THEORY IS BUGGAR-ALL.
What is not a guess is that an overwhelming majority of serious competitors have historically run their fastest 800s with positive splits. Nor is it a guess what the average slowdown on the second lap is (or, for that matter, on each successive 200, since enough splits are available to figure out that tidbit as well). As is the case 100% of the time, when I type something about real-world application, that's the way it is. Not because I say so (although that will be good enough for you, if you have any sense), but because that's the way it already was. I just gathered the data and then said so.
Oh, wait - I think I hear that verse again. Come on! You all know the words! ...
THEORY IS BUGGAR-ALL.
So here's what I'm going to suggest to any butt harlequins, glute jesters, rump fools or ass clowns who honestly cling to the imbecilic fantasy that most 800m runners would run better if they'd only employ even splits or some "perfect formula" based on iron-clad rationale using fizzix ...
Let's gather a couple of hundred career-best 800m times from the really deep all-time list at tilastopja.org, ferret out the ones that have intermediate splits available (might take some digging) and see what we get, m'kay? I say we get the astonishing surprise (cough, sarcasm) that most of those performances were done with positive splits. So hang on ... what's the matter with those incompetent, self-sabotaging might-have-beens? Didn't they know they were just spinning their wheels by getting out ahead of the pace they'd average? Surely after dozens of 800m races (or perhaps more than 100) during a career (not to mention watching hundreds or thousands of other competitors and trying to learn from those races as well as their own), they would have by chance run (or seen) a couple of "perfect" races where they hit upon the "lawz o' fizzix," avoided those unprofitable positive splits, and figured out even or negative was the way to go. Amirite?
(subliminal message follows)
THEORY IS BUGGAR-ALL.
Know what else I'm willing to bet on? The average slowdown of 3% for each successive 200 (within 0.2%). And just why am I sooo confident that will be the case? That's right! You get a gold star! It's because I cheated and already crunched hundreds of these numbers over the years and they always turn out the same!
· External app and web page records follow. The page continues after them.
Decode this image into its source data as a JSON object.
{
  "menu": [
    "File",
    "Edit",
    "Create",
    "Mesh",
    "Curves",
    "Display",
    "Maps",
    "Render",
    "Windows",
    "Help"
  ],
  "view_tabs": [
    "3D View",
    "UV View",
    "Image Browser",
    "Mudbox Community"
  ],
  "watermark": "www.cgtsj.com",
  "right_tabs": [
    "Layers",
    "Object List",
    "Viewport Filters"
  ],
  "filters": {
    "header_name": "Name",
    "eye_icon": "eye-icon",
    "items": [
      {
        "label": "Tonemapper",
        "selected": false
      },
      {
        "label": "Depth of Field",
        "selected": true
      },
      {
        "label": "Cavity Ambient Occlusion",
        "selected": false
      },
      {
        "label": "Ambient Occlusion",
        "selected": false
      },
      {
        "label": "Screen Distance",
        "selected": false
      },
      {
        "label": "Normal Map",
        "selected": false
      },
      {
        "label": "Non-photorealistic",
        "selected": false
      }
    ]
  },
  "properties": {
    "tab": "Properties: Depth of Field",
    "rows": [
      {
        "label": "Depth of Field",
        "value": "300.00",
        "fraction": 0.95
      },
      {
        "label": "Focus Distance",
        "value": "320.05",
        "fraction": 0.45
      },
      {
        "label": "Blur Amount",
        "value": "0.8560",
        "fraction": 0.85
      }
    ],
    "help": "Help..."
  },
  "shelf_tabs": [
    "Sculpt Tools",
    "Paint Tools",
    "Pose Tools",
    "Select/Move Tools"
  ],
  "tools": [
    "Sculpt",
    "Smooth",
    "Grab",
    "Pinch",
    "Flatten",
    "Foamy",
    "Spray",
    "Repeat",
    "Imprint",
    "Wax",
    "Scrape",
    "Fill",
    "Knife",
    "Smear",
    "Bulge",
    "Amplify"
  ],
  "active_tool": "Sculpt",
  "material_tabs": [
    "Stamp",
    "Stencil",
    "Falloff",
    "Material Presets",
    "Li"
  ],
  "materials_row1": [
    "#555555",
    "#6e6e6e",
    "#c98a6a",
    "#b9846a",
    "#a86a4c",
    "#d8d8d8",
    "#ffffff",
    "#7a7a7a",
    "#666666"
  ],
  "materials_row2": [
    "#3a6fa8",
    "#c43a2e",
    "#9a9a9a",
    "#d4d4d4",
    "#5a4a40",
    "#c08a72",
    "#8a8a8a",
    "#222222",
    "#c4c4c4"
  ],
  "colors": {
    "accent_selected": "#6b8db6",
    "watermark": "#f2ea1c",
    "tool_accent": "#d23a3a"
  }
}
Did it with high school and college runners as well as internationals, too. You just don't wanna take that bet (or any other one) against me, Chief Spread Eagle. Why, that would be like calling my all-in wager, me showing A-K of spades, watching Q-J-10 of spades hit the flop and insisting you be allowed to keep betting additional cash on your own worthless hand. That's pretty much what people do around this place, though, and it all amounts to bringing a ... well, nothing ... to a gunfight. Yeah, you already know the answer to this one. Everyone knows it. Most people run their fastest 800s with positive splits. If you've hung around track meets for even 5 seasons, you can eyeball this bad boy without having to go to any deep lists for validation, and it turns out your eyeball is right. If you only watch 800s on TV or video, you might see more championship rounds and finals which go out slower than a rabbitted record attempt, skewing your perception on how optimal fast 800s are normally run.
How yeuh say, wan more time-a, daffy English kaniggits! Zees wan ees for yeur mothair! ...
THEORY IS BUGGAR-ALL.